To see all the photos and read the full post, visit the Fordham Notes newsblog.

Through Dance, Jesuit Connects with the Poor of India

Across the globe, over 20,000 Jesuits are engaged in a diverse variety of ministries. While known for their work in education, Jesuits not only work in classrooms – many are doctors, engineers, economists as well as theologians, spiritual directors and parish priests. Sometimes it seems that there are as many Jesuit-run apostolates as there are Jesuits themselves. As the men of Society of Jesus strive to be on the frontiers, Jesuit Father Prashant Olalekar encapsulates that missionary spirit through his work with Interplay in Mumbai, India.

Fr. Olalekar oversee the Banda Retreat House in Mumbai where he helps conduct retreats and programs for those seeking spiritual solitude and a deeper connection with God through the practice of Ignatian Spirituality. And, recently, during a visit to the United States, Olalekar discovered an Eastern-based practice during his time in the West – a “movement meditation” called Interplay. Today, he conducts class with Interplay India and brings movement and dance to those seeking spiritual guidance and connections.

Olalekar takes his Interplay technique across Mumbai to those living in the poorest of conditions, in the slums and in the streets. Through his teachings, he strives to show a mind/body connection and has even taken his practice to those who have been cut off from any sort of movement whatsoever – paraplegics and people bedridden from the effects of paralysis. Olalekar hopes to show that everyone can be blessed with movement and filled with dance.

Below, he discusses his practice and what Interplay India brings to the people of Mumbai:

Jesuit Missionary Honored in Mexico

samplekino2An exhibition dedicated to Father Eusebio Francesco Kino, who is considered a “bold minded missionary, indomitable spirit and adventurous heart” will be open until June 30 at the Francisco Xavier Clavijero library at Iberoamericana University in Mexico City. According to the General Curia of the Jesuits, the exhibition will celebrate the 300th anniversary of Father Kino’s death (1645-1711).

Over 100 documents are exhibited, including manuscripts, letters, books, maps and objects owned by the archives of the Mexican Province of the Society of Jesus, Iberoamericana University, individuals and governments of the states of Sonora and Baja California. Father Kino also known as the Father of Pimería Alta, which is a region that included what is today the State of Sonora (Mexico) and southern Arizona. He is considered one of the most important evangelists of the Society of Jesus in America. He was a geographer, explorer, cartographer, writer, committed to improving the living conditions of indigenous peoples and respect for indigenous rights. In 1975 a statue in his honor was placed in the U.S. Capitol in the National Statuary Hall, the national pantheon of Great Americans.

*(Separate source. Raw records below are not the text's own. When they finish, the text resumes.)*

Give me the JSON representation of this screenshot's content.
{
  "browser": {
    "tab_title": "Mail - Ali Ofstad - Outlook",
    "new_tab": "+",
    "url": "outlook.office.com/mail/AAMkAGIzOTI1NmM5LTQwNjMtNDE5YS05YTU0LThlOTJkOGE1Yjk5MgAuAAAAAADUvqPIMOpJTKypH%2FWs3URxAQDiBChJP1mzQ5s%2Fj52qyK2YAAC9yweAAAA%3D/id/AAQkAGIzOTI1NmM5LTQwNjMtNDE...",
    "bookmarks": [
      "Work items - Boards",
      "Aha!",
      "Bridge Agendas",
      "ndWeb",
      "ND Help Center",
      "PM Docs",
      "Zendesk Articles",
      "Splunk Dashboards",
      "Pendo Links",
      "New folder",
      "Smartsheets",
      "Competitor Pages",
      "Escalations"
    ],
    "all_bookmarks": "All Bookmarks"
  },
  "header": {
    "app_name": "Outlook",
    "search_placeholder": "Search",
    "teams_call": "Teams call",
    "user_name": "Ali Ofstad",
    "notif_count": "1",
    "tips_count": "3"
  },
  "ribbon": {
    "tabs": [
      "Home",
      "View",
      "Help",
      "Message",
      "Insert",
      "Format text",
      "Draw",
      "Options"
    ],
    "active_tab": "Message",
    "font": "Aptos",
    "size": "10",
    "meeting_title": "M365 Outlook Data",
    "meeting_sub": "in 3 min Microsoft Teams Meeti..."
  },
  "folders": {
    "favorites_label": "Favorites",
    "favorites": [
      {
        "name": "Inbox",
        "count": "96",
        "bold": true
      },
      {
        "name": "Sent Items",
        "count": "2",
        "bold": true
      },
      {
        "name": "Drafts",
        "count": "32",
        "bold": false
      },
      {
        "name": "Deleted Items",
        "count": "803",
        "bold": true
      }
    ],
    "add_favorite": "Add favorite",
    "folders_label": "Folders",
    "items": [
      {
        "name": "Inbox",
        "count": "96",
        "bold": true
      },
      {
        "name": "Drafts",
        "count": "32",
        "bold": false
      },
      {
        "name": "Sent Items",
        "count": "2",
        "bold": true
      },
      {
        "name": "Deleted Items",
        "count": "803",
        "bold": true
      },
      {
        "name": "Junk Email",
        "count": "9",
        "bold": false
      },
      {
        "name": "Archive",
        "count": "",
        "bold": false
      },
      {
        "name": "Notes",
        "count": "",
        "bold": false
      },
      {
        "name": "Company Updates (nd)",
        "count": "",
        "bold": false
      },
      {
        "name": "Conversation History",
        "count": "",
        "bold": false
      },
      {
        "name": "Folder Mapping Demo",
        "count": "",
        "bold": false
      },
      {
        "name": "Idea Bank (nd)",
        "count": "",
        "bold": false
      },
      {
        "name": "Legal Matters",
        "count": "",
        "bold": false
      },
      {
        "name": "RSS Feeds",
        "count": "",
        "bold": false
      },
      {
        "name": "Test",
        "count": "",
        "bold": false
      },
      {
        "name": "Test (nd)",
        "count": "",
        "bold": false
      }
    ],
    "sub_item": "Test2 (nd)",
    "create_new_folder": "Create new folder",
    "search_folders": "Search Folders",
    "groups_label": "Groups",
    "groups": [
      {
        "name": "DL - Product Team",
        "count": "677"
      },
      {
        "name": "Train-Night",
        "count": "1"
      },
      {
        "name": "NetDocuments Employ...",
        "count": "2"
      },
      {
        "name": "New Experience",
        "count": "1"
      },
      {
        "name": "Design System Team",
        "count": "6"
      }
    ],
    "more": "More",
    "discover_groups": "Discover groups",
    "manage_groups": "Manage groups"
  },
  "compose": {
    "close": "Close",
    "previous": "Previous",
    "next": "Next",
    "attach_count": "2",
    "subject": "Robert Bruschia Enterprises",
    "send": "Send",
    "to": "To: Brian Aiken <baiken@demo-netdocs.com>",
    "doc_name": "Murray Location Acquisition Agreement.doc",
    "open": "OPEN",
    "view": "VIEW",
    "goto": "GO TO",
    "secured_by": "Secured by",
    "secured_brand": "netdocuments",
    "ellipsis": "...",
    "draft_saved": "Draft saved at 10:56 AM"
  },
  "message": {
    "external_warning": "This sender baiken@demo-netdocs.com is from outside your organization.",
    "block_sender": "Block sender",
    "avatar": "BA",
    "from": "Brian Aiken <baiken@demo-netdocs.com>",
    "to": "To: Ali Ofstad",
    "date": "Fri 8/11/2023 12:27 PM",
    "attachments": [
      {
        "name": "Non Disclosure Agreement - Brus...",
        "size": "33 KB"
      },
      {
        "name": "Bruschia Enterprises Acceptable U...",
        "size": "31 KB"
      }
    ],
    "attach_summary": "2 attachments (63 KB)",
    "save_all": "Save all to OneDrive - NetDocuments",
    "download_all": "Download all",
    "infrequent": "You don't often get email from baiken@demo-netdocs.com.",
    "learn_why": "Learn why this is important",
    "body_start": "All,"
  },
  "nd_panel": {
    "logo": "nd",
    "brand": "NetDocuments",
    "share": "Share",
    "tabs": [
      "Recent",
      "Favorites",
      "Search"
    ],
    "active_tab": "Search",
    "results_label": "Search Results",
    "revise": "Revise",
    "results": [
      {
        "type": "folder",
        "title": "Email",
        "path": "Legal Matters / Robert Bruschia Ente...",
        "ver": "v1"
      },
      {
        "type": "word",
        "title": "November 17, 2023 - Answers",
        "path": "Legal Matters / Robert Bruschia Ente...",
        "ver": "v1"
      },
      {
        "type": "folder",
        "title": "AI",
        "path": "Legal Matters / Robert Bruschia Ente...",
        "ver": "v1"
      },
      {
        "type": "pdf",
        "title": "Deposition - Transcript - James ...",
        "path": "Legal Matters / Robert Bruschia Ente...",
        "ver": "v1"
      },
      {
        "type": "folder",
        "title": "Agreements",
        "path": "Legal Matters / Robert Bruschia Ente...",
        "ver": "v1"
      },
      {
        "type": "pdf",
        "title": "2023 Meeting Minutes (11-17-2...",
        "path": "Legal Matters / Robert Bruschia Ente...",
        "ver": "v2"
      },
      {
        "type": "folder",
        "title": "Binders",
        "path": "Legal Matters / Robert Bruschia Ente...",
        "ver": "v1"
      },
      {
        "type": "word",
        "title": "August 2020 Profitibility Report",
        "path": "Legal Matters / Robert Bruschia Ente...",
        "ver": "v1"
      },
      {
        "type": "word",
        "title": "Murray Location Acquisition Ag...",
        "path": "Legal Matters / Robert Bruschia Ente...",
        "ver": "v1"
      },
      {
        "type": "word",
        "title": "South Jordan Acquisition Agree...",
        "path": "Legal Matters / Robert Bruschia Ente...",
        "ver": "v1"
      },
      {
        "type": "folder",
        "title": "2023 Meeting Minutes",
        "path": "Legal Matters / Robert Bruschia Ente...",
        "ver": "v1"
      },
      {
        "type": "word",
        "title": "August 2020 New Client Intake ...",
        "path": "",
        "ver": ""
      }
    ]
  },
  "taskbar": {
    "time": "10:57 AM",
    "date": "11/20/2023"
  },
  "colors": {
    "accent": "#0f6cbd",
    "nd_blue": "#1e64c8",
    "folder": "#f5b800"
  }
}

[The General Curia]

The Jesuits Combat the Dominicans in the 2011 Clericus Cup Finale

Photo by Piotr Spalek, Centro Sportivo Italiano

Photo by Piotr Spalek, Centro Sportivo Italiano

The Pontifical Gregorian University’s soccer team has carried off the 2011 Clericus Cup. The Cup is a soccer tournament that takes place annually between the various pontifical universities of Rome. Comprised of seminarians, priests, and laity, the players are students in each of the pontifical universities.

For the fifth consecutive year, the tournament brought priests and seminarians from different congregations against each other.  The annual tournament is organized by the Centro Sportivo Italiano (CSI), not far from the Vatican.

The Jesuits easily beat Dominicans of the Angelicum 3 to 1.

Officially, the goal of the league is to “reinvigorate the tradition of sport in the Christian community.” In other words, to provide a venue for friendly athletic competition among the thousands of seminarians, representing nearly a hundred countries, who study in Rome. The league was started by the Cardinal Secretary of State of the Vatican, Tarcisio Bertone, who is an unapologetic soccer fan. The teams that regularly contend for the eight play-off spots are, on the field, fierce rivals.